Whether it be movies, video games, books, or TV shows, many people will agree that it is difficult to come up with or find new stories. Many recent live-action and animated movies have been remakes and relaunches of old movies, stories, or myths. Not that it’s wrong; it’s obviously profitable and we enjoy them.
Independent video game developers know this just as well. It seems to be that developers are starting to focus not on creating new stories from scratch, but to take existing successful stories or formulas and make creative changes to the details, meanings, implications, morals, and visuals.
A game where 70s, 80s, and 90s, pop culture and ancient German mythology come together. Image from here.
Lichtspeer is an indie game that released on Steam today. The German developer Bart Pieczonka from Lichthund wanted to make a traditional arcade game. Easy to play, difficult to master, and had no point to it but to have fun.
The base story that is used in this game is that the LichtGods are bored so they command a mortal to fight for their amusement. We’ve heard of that premise before. Some of us are also familiar with the visuals of pixels, basic shapes, and sharp edges. However, the meaning and details of the game are what give it that indie game vibe.
In a post from IndieGames.com, the developer grew up in the 90s in post-communist Poland. As a result, he grew up watching movies and shows such as Star Wars.
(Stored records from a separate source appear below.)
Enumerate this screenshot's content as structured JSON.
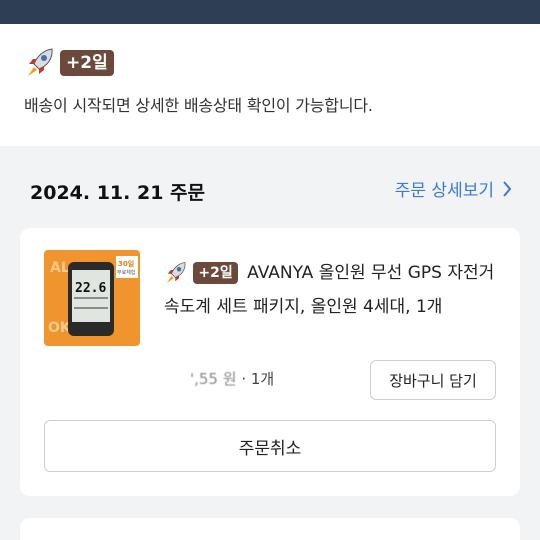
{
  "notice": {
    "badge": "+2일",
    "message": "배송이 시작되면 상세한 배송상태 확인이 가능합니다."
  },
  "order": {
    "date": "2024. 11. 21 주문",
    "detail_link": "주문 상세보기"
  },
  "item": {
    "badge": "+2일",
    "title": "AVANYA 올인원 무선 GPS 자전거 속도계 세트 패키지, 올인원 4세대, 1개",
    "price": "',55 원",
    "quantity": "· 1개",
    "thumb_label": "30일 무료체험",
    "thumb_value": "22.6",
    "cart_button": "장바구니 담기",
    "cancel_button": "주문취소"
  },
  "colors": {
    "header_bar": "#2d3e55",
    "badge_bg": "#6b4a3c",
    "link": "#3a7bd5",
    "thumb_orange": "#f0952e"
  }
}
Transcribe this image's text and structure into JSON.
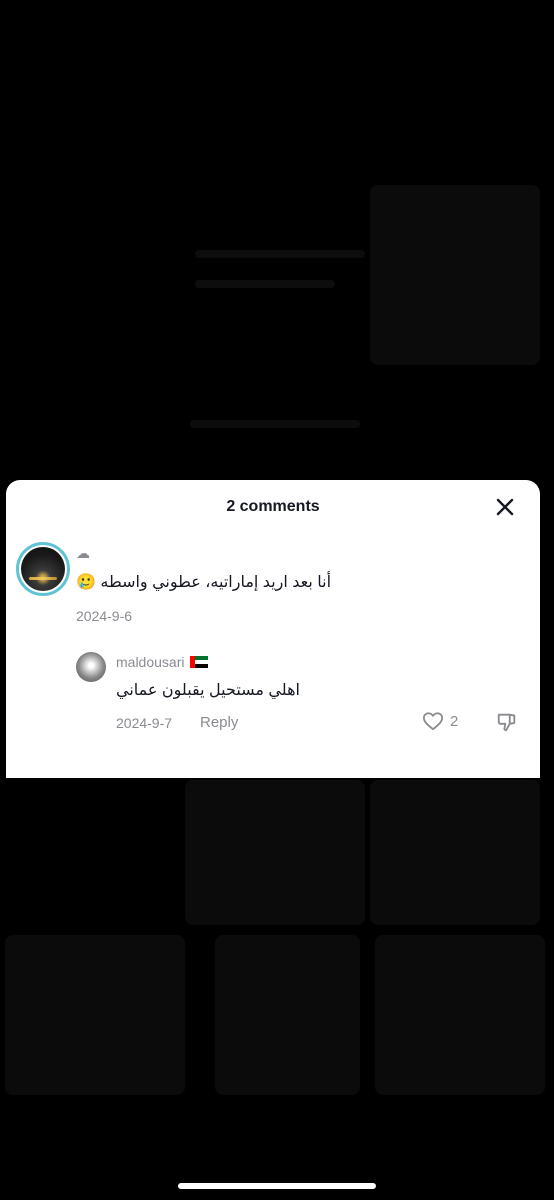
{
  "sheet": {
    "title": "2 comments",
    "close_icon": "close-icon"
  },
  "comments": [
    {
      "username": "☁",
      "text": "أنا بعد اريد إماراتيه، عطوني واسطه 🥲",
      "date": "2024-9-6"
    }
  ],
  "reply": {
    "username": "maldousari",
    "flag": "🇦🇪",
    "text": "اهلي مستحيل يقبلون عماني",
    "date": "2024-9-7",
    "reply_label": "Reply",
    "like_count": "2",
    "like_icon": "heart-outline-icon",
    "dislike_icon": "thumbs-down-icon"
  },
  "colors": {
    "avatar_ring": "#5fc3d6",
    "secondary_text": "#8a8b91",
    "primary_text": "#161823",
    "backdrop": "#000000"
  }
}
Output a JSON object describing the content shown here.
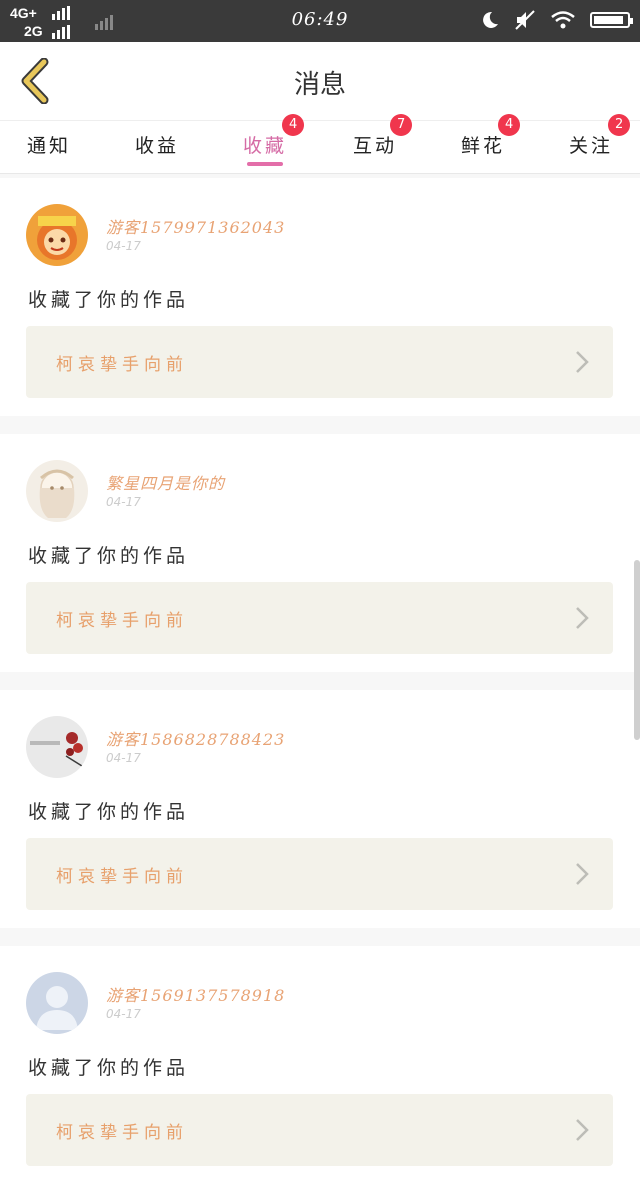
{
  "status_bar": {
    "network_top": "4G+",
    "network_bottom": "2G",
    "time": "06:49",
    "icons": [
      "moon-icon",
      "mute-icon",
      "wifi-icon",
      "battery-icon"
    ],
    "battery_level": 0.9
  },
  "header": {
    "title": "消息"
  },
  "tabs": [
    {
      "label": "通知",
      "badge": ""
    },
    {
      "label": "收益",
      "badge": ""
    },
    {
      "label": "收藏",
      "badge": "4",
      "active": true
    },
    {
      "label": "互动",
      "badge": "7"
    },
    {
      "label": "鲜花",
      "badge": "4"
    },
    {
      "label": "关注",
      "badge": "2"
    }
  ],
  "messages": [
    {
      "user": "游客15799713620​43",
      "date": "04-17",
      "action": "收藏了你的作品",
      "work": "柯哀挚手向前"
    },
    {
      "user": "繁星四月是你的",
      "date": "04-17",
      "action": "收藏了你的作品",
      "work": "柯哀挚手向前"
    },
    {
      "user": "游客15868287884​23",
      "date": "04-17",
      "action": "收藏了你的作品",
      "work": "柯哀挚手向前"
    },
    {
      "user": "游客1569137578918",
      "date": "04-17",
      "action": "收藏了你的作品",
      "work": "柯哀挚手向前"
    }
  ],
  "colors": {
    "accent_pink": "#e36ea9",
    "badge_red": "#f0364d",
    "name_orange": "#e8a374",
    "back_arrow": "#e8c75a"
  }
}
The game reflects his childhood as the game’s enemies are a culture clash of western pop culture and Germanic mythology. In addition to his intentions of just making a fun game, Lichtspeer is defiantly style over story.
More about Lichtspeer here.
Stories are broken and you decide how they are retold. Image from totemteller.com.
This game is announced to come in 2017. It’s an open world game where stories are destroyed and you choose how to retell them.
As with some other indie developers, they have given us just enough information about the game to get us hooked and the rest is a mystery. Without knowing anything about the story, the visuals and animation alone is enough to turn heads.
Take a look for yourself at their website.
A physiological horror game from inside a child’s mind. Image from here.
Fran Bow was developed by Killmonday by two Swedish people armed with creativity. It’s a point-and-click psychological horror game with, literally, many layers to it.
The base story is about an recently orphaned girl who left her mental hospital to find her lost cat. Killmonday took this premise and used it to explore sensitive topics and question what reality really is. They also use an art style similar to a children’s book. Every small detail adds to the environment and helps tell the story.
The game has been long released, but the game’s description on the website leaves Fran Bow just as mysterious as Totem Teller.
You are the only one who can save the forest and its beauty. Image from here.
As a final example, you can nearly forget that Ori and the Blind Forest is a platform game because of its amazing visuals. It also has a basic story at its core: the forest is dying and our hero has to collect powerful elements to restore it. But after 4 years, Moon Studios has created “…memorable characters in an atmospheric world and… a story that players will truly care about, ” as they say.
Read more from the official website.
So what is the trend that these games are following? Making the player question what they know. Show the player something they’ve never seen before. Take stories they have heard before and change them beyond recognition. The basic stories behind all of these games have been told before and you likely didn’t realize it. It’s a good trend for developers to follow and one players can appreciate.